■ **What is required**
Keep the text of the data exactly as it is and omit each picture from the copy.

■ **Given records**
-*-*-

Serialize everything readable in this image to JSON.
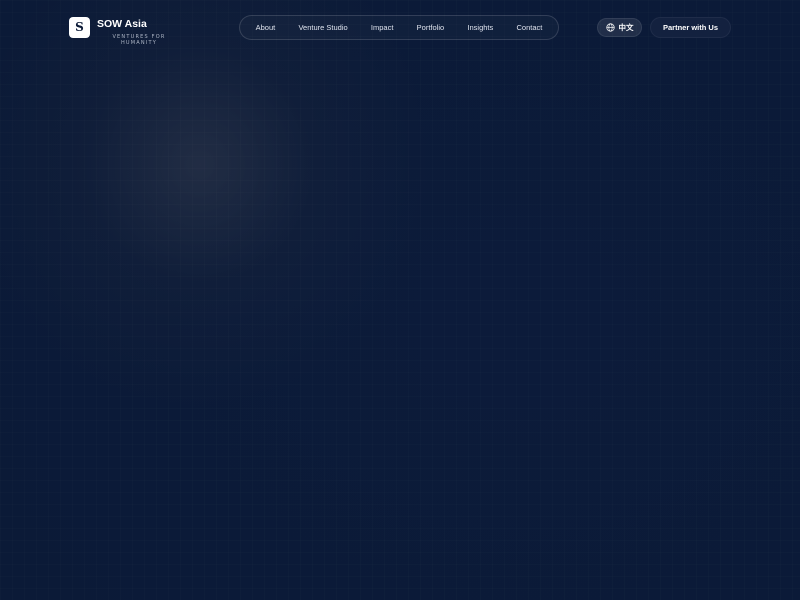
{
  "brand": {
    "logo_letter": "S",
    "name": "SOW Asia",
    "tagline": "VENTURES FOR HUMANITY"
  },
  "nav": {
    "items": [
      {
        "label": "About"
      },
      {
        "label": "Venture Studio"
      },
      {
        "label": "Impact"
      },
      {
        "label": "Portfolio"
      },
      {
        "label": "Insights"
      },
      {
        "label": "Contact"
      }
    ]
  },
  "language_toggle": {
    "icon": "globe-icon",
    "label": "中文"
  },
  "cta": {
    "label": "Partner with Us"
  },
  "colors": {
    "background": "#0b1a37",
    "text": "#ffffff",
    "nav_text": "#dfe4ee"
  }
}
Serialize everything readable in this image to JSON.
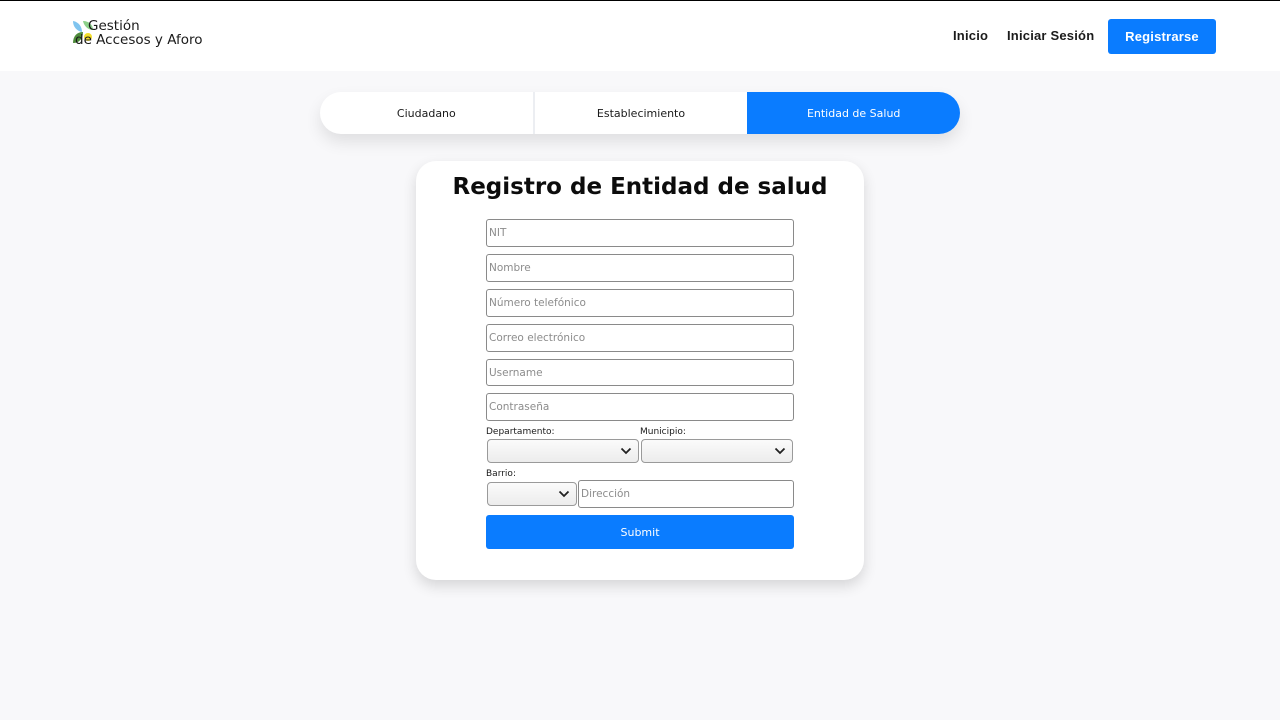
{
  "header": {
    "logo": {
      "line1": "Gestión",
      "line2": "de Accesos y Aforo"
    },
    "nav": {
      "home": "Inicio",
      "login": "Iniciar Sesión",
      "register": "Registrarse"
    }
  },
  "tabs": [
    {
      "label": "Ciudadano",
      "active": false
    },
    {
      "label": "Establecimiento",
      "active": false
    },
    {
      "label": "Entidad de Salud",
      "active": true
    }
  ],
  "form": {
    "title": "Registro de Entidad de salud",
    "fields": {
      "nit": {
        "placeholder": "NIT",
        "value": ""
      },
      "nombre": {
        "placeholder": "Nombre",
        "value": ""
      },
      "telefono": {
        "placeholder": "Número telefónico",
        "value": ""
      },
      "correo": {
        "placeholder": "Correo electrónico",
        "value": ""
      },
      "username": {
        "placeholder": "Username",
        "value": ""
      },
      "password": {
        "placeholder": "Contraseña",
        "value": ""
      },
      "direccion": {
        "placeholder": "Dirección",
        "value": ""
      }
    },
    "labels": {
      "departamento": "Departamento:",
      "municipio": "Municipio:",
      "barrio": "Barrio:"
    },
    "selects": {
      "departamento": "",
      "municipio": "",
      "barrio": ""
    },
    "submit": "Submit"
  },
  "colors": {
    "accent": "#0a7cff",
    "background": "#f8f8fa",
    "card": "#ffffff"
  },
  "icons": [
    "logo-leaves-icon",
    "chevron-down-icon"
  ]
}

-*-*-

■ **Result**
Serialize everything readable in this image to JSON.
{
  "brand": {
    "logo_letter": "S",
    "name": "SOW Asia",
    "tagline": "VENTURES FOR HUMANITY"
  },
  "nav": {
    "items": [
      {
        "label": "About"
      },
      {
        "label": "Venture Studio"
      },
      {
        "label": "Impact"
      },
      {
        "label": "Portfolio"
      },
      {
        "label": "Insights"
      },
      {
        "label": "Contact"
      }
    ]
  },
  "language_toggle": {
    "icon": "globe-icon",
    "label": "中文"
  },
  "cta": {
    "label": "Partner with Us"
  },
  "colors": {
    "background": "#0b1a37",
    "text": "#ffffff",
    "nav_text": "#dfe4ee"
  }
}
Serialize everything readable in this image to JSON.
{
  "header": {
    "logo": {
      "line1": "Gestión",
      "line2": "de Accesos y Aforo"
    },
    "nav": {
      "home": "Inicio",
      "login": "Iniciar Sesión",
      "register": "Registrarse"
    }
  },
  "tabs": [
    {
      "label": "Ciudadano",
      "active": false
    },
    {
      "label": "Establecimiento",
      "active": false
    },
    {
      "label": "Entidad de Salud",
      "active": true
    }
  ],
  "form": {
    "title": "Registro de Entidad de salud",
    "fields": {
      "nit": {
        "placeholder": "NIT",
        "value": ""
      },
      "nombre": {
        "placeholder": "Nombre",
        "value": ""
      },
      "telefono": {
        "placeholder": "Número telefónico",
        "value": ""
      },
      "correo": {
        "placeholder": "Correo electrónico",
        "value": ""
      },
      "username": {
        "placeholder": "Username",
        "value": ""
      },
      "password": {
        "placeholder": "Contraseña",
        "value": ""
      },
      "direccion": {
        "placeholder": "Dirección",
        "value": ""
      }
    },
    "labels": {
      "departamento": "Departamento:",
      "municipio": "Municipio:",
      "barrio": "Barrio:"
    },
    "selects": {
      "departamento": "",
      "municipio": "",
      "barrio": ""
    },
    "submit": "Submit"
  },
  "colors": {
    "accent": "#0a7cff",
    "background": "#f8f8fa",
    "card": "#ffffff"
  },
  "icons": [
    "logo-leaves-icon",
    "chevron-down-icon"
  ]
}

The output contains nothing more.